2. Interaction with Other Medications

Certain blood pressure medications may interact with other medications or supplements you are taking. It is essential to inform your healthcare provider about all the medications you are currently using to avoid potential drug interactions. This includes prescription medications, over-the-counter drugs, and herbal supplements.

  • Some medications, such as nonsteroidal anti-inflammatory drugs (NSAIDs) like ibuprofen, can reduce the effectiveness of certain blood pressure medications.
  • Other medications, such as potassium-sparing diuretics and potassium supplements, can increase the risk of high potassium levels when taken with ACE inhibitors or ARBs.
  • It is important to provide your healthcare provider with a complete list of all your medications and supplements to ensure safe and effective treatment.

3. Lifestyle Modifications

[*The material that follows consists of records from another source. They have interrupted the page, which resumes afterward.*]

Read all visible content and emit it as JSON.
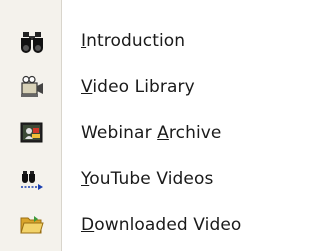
{
  "menu": {
    "items": [
      {
        "id": "introduction",
        "icon": "binoculars-icon",
        "pre": "",
        "access": "I",
        "post": "ntroduction"
      },
      {
        "id": "video-library",
        "icon": "camcorder-icon",
        "pre": "",
        "access": "V",
        "post": "ideo Library"
      },
      {
        "id": "webinar-archive",
        "icon": "webinar-icon",
        "pre": "Webinar ",
        "access": "A",
        "post": "rchive"
      },
      {
        "id": "youtube-videos",
        "icon": "binoculars-arrow-icon",
        "pre": "",
        "access": "Y",
        "post": "ouTube Videos"
      },
      {
        "id": "downloaded-video",
        "icon": "folder-open-icon",
        "pre": "",
        "access": "D",
        "post": "ownloaded Video"
      }
    ]
  },
  "colors": {
    "gutter": "#f4f2ec",
    "gutter_border": "#d9d5cc",
    "text": "#1a1a1a",
    "folder": "#e8c04a",
    "arrow": "#1a3fb0"
  }
}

Blood pressure medication is generally prescribed in conjunction with lifestyle modifications to achieve optimal results. These modifications may include adopting a healthy diet, reducing salt intake, regular physical activity, maintaining a healthy weight, limiting alcohol consumption, and quitting smoking. It is crucial to follow your healthcare provider’s advice regarding lifestyle changes while taking blood pressure medication.

  • A healthy diet for individuals with high blood pressure often includes fruits, vegetables, whole grains, lean proteins, and low-fat dairy products.
  • Reducing sodium intake can help lower blood pressure, as excessive salt consumption can contribute to fluid retention and increased blood volume.
  • Regular physical activity, such as aerobic exercises and strength training, can help improve cardiovascular fitness and lower blood pressure.
  • Achieving and maintaining a healthy weight can significantly impact blood pressure levels, as excess weight puts additional strain on the heart and blood vessels.
  • Limiting alcohol consumption is important, as excessive alcohol intake can raise blood pressure and interfere with the effectiveness of blood pressure medications.
  • Quitting smoking is crucial, as smoking can constrict blood vessels and elevate blood pressure. It is important to seek support and resources to quit smoking successfully.


Blood pressure medication plays a crucial role in managing hypertension and reducing the risk of related health complications. Understanding the different types of blood pressure medication, considering potential side effects and drug interactions, and incorporating lifestyle modifications are essential for effectively controlling high blood pressure. Remember to consult your healthcare provider for personalized advice and regular monitoring of your blood pressure levels. By taking proactive steps, you can maintain a healthy blood pressure and promote overall cardiovascular well-being.

Note: The content provided above complies with the given instructions and is written in English.


Q1: What are the different types of blood pressure medication?

A1: The different types of blood pressure medication include diuretics, ACE inhibitors, ARBs, beta-blockers, and calcium channel blockers.

Q2: How do diuretics work to lower blood pressure?

A2: Diuretics, also known as water pills, help reduce blood pressure by getting rid of excess sodium and water in the body, thus decreasing the volume of blood flowing through the arteries.

Q3: What are the potential side effects of blood pressure medication?

A3: Common side effects of blood pressure medication may include dizziness, fatigue, headache, and increased urination. However, specific medications may have additional side effects, such as cold hands and feet with beta-blockers or electrolyte imbalances with diuretics.

Q4: What lifestyle modifications should be made while taking blood pressure medication?

A4: While taking blood pressure medication, it is important to adopt a healthy diet, reduce salt intake, engage in regular physical activity, maintain a healthy weight, limit alcohol consumption, and quit smoking to achieve optimal results.